• In 2012, China (1350 million) is the most populous country followed by India (1260 million). By 2050, India (1691 million) would become the most populous country to be followed by China (1311 million). Global food demand is projected to increase by 50 percent by 2030.
• In India, percentage of agricultural land area to the total was 60.5% during 2009-10 while the same for China was 56.2%. Average cereal yield (kg per hectare of harvested land) in India during 2007-2010 was 2,537 kg per hectare while the same for China was 5,521 kg per hectare.
• In South Asia, 94 percent of women in the richest 20 percent of households receive prenatal care, while only 48 percent of the poorest 20 percent have access to such care.
• Globally, an estimated 165 million children under-five years of age, or 26 percent, were stunted (i.e., height-for-age) in 2011—a 35 percent decrease from an estimated 253 million in 1990.
• The proportion of people living on less than $1.25 a day fell from 47 percent in 1990 to 24 percent in 2008—and preliminary estimates indicate in 2010 it fell below half the 1990 rate.
• Among the world’s population who lack access to improved drinking water sources, 83 percent live in rural areas.
• The share of agricultural development assistance declined from 17 percent of all development assistance in the late 1980s to 6 percent by the late 2000s. In 2000, net official development assistance stood at $55.4 billion. By 2009, when adjusted for inflation, it reached $152.2 billion.
• There are an estimated 942 million working people globally—nearly 1 in 3 workers worldwide live below $2 a day.

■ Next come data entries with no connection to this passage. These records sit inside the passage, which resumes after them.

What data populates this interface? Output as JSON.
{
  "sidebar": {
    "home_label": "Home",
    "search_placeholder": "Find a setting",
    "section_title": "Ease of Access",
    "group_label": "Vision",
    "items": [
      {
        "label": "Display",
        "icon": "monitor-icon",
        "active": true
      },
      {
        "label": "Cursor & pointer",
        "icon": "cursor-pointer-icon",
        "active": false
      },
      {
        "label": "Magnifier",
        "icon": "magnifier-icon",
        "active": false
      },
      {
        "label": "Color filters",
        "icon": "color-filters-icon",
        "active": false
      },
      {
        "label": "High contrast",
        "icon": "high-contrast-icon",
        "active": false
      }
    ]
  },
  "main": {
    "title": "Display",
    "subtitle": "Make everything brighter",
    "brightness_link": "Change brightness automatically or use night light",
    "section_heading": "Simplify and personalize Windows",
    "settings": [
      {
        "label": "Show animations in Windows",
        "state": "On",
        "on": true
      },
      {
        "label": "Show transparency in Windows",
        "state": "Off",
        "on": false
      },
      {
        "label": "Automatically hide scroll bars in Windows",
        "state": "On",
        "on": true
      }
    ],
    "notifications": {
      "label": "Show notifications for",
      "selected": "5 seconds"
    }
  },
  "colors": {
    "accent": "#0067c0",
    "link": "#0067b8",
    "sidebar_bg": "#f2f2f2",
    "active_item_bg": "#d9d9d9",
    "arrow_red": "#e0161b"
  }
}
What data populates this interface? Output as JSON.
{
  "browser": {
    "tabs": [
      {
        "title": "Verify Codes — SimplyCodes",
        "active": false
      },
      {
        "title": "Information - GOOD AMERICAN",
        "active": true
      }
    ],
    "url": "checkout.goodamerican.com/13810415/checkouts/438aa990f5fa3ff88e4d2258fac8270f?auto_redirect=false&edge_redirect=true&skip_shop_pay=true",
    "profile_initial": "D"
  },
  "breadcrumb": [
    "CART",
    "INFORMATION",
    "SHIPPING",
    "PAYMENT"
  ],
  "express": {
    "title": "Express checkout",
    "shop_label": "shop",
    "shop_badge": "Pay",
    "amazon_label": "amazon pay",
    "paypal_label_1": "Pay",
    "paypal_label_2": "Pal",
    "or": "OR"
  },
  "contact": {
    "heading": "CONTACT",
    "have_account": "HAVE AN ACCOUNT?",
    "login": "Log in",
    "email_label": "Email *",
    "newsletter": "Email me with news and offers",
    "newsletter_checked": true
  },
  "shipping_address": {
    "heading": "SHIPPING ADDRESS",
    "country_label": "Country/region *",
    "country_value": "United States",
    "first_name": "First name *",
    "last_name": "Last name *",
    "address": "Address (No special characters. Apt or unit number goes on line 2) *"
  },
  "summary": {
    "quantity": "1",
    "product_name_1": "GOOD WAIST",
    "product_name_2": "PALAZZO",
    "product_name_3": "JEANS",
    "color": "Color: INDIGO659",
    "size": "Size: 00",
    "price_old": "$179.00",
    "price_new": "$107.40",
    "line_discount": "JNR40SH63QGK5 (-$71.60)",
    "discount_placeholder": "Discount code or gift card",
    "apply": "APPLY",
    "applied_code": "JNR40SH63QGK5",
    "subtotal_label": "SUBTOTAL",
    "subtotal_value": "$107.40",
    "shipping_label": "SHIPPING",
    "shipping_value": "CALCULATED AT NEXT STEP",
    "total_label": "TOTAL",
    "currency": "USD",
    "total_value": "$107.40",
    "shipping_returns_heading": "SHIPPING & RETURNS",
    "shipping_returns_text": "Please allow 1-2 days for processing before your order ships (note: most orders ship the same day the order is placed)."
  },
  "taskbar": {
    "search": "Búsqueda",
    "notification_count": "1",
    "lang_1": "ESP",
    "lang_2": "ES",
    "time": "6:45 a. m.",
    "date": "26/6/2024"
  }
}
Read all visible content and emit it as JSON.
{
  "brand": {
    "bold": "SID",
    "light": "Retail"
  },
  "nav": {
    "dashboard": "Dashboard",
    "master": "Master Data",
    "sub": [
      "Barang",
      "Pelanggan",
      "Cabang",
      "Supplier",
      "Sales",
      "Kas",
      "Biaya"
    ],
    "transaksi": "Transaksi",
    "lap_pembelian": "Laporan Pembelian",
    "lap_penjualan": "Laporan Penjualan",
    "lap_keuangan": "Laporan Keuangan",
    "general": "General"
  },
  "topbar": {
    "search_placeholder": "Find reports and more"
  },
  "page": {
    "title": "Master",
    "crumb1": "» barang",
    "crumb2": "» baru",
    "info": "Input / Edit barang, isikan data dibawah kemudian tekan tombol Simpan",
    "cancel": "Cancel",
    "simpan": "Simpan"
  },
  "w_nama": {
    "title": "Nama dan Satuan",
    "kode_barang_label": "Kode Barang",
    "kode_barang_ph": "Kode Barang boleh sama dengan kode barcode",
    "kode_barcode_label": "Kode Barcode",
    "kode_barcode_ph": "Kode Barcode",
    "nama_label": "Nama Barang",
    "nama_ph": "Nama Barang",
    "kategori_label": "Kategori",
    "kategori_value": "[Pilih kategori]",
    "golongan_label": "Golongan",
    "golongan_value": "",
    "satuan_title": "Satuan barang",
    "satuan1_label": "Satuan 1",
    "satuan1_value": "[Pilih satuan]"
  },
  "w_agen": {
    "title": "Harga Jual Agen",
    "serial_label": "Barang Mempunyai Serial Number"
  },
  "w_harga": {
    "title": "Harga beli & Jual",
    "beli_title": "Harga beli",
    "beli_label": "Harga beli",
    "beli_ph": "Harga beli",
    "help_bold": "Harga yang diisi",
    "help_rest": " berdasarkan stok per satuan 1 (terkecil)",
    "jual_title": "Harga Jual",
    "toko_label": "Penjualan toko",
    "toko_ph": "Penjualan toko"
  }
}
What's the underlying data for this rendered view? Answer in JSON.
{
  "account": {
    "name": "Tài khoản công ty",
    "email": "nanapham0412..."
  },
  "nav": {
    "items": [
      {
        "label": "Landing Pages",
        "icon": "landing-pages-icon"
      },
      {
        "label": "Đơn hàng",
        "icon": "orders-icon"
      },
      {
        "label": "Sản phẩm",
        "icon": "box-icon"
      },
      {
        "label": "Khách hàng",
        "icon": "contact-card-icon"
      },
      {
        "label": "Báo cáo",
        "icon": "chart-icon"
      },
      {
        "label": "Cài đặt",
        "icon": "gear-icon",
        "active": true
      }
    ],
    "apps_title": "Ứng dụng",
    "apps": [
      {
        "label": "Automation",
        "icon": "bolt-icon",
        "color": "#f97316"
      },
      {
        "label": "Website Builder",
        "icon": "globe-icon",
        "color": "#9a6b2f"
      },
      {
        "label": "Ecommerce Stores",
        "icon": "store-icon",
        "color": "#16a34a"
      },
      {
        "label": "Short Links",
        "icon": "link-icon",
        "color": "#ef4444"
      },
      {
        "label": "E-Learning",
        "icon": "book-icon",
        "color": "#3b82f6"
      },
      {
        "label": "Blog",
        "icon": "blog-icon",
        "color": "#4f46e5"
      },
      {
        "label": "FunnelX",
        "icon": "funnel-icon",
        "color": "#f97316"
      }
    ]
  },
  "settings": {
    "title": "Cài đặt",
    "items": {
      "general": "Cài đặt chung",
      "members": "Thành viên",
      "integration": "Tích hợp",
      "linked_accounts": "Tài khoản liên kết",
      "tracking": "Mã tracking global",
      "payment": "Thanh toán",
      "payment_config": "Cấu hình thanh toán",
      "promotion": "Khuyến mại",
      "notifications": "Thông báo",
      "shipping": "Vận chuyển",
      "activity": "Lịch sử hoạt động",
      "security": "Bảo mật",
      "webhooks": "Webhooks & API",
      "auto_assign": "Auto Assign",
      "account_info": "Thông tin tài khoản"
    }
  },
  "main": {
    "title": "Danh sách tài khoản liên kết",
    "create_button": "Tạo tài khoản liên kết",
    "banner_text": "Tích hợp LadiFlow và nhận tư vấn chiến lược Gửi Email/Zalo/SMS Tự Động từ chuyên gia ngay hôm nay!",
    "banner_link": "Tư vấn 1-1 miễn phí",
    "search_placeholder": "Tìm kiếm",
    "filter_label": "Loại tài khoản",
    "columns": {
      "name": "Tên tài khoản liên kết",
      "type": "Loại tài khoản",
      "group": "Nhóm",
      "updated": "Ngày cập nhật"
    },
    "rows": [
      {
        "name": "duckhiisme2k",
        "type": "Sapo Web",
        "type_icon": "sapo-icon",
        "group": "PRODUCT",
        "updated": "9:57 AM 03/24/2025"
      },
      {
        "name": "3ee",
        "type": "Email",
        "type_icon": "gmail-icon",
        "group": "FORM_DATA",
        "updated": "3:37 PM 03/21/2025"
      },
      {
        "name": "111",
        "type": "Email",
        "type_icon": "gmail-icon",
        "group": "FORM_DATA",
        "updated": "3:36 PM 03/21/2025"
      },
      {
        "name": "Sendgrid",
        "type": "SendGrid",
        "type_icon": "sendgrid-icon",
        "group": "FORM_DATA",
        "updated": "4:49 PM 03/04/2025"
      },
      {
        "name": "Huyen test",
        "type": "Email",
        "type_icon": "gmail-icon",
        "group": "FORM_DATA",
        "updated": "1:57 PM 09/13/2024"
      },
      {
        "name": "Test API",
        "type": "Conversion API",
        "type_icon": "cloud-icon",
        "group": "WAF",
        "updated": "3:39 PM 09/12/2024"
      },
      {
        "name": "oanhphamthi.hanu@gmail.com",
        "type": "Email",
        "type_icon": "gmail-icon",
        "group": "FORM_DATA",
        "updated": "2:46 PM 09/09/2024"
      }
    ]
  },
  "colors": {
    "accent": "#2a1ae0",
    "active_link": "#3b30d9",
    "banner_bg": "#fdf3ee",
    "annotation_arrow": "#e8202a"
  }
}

• One of the key recommendations of the 2013 Hunger Report is that a post-MDG global development framework should include a bull’s-eye goal to end hunger and poverty in every country in the world by 2040. It has also been recommended that a post-2015 global development framework should address climate change within the context of a clear overall focus on poverty.